Traumatic brain injury (TBI) is an injury that results from an application of a shear mechanical force to the head and causes different types of damages to the brain. The TBIs outcomes at the cellular level are mechanical breaking of axonal cytoskeleton, transport interruption and swelling. To elucidate better what happens during the injury at the cellular and molecular level, it is important to understand what happens when mechanical stress is applied to the axon, the long and slender projection of a nerve cell. With a proper understanding of the cellular and molecular mechanisms following trauma to the human brain, better protective systems such as helmets as well as candidates for therapeutic drugs against brain injuries can be developed. In the current project we will focus on how external factors such as stress and strain affect the axon's plasma membrane and the myelin sheath (a sheath surrounding the axon of some nerves) at the microscopic level. To address this, we use classical molecular dynamics (MD) simulations to provide a three-dimensional description of the membrane system.
Our recent results have shown that lipid compositions play a key role in membrane structure-mechanical properties. In particular, galactosylceceramides (present mainly in myelin sheath) makes the membrane more resilient to extension and to water penetration (Saeedimasine et al. manuscript in progress). Now we want to move on and use lipid bilayers that account for variegate composition of plasma membranes and myelin sheaths. We will simulate the bilayers in presence and in absence of membrane proteins. To mimic the effect of the mechanical stress on the membranes simulations we will stretch the lipid bilayer in x and y dimensions at different speeds and/or applying different pressure load to perpendicular to membrane plane.
Simulations in the order of milliseconds will be needed to account for the

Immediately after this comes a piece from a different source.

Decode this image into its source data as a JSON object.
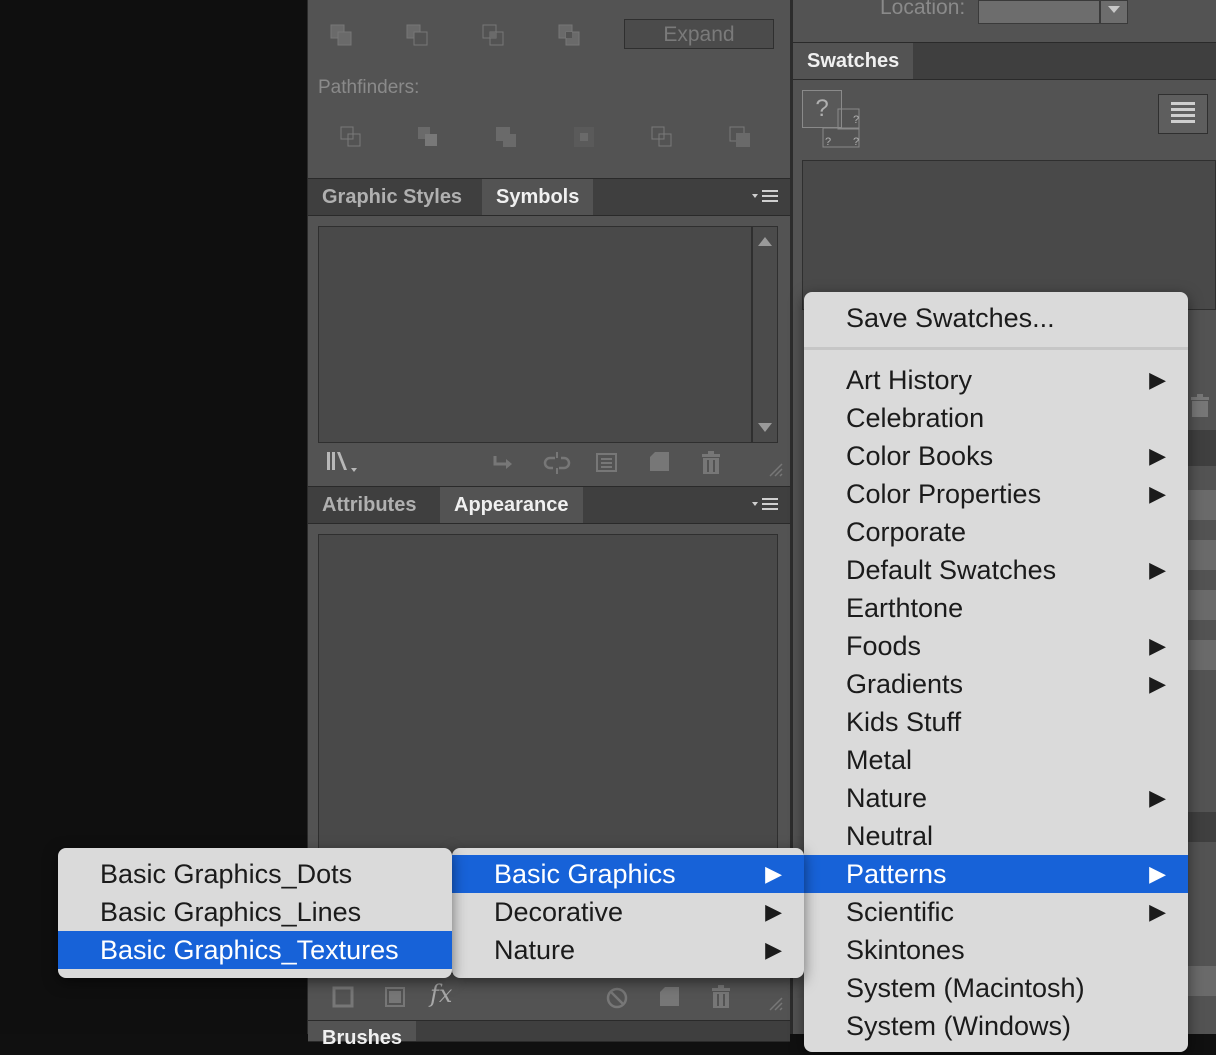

time scale of the TBI (e.i impact in the injury will evolve in the order of ms). To achieve this, we will combine classical mechanics with coarse-grained models. The obtained results will be also coupled with the finite element description of the axon fiber, developed by the group of Svein Kleiven (KTH).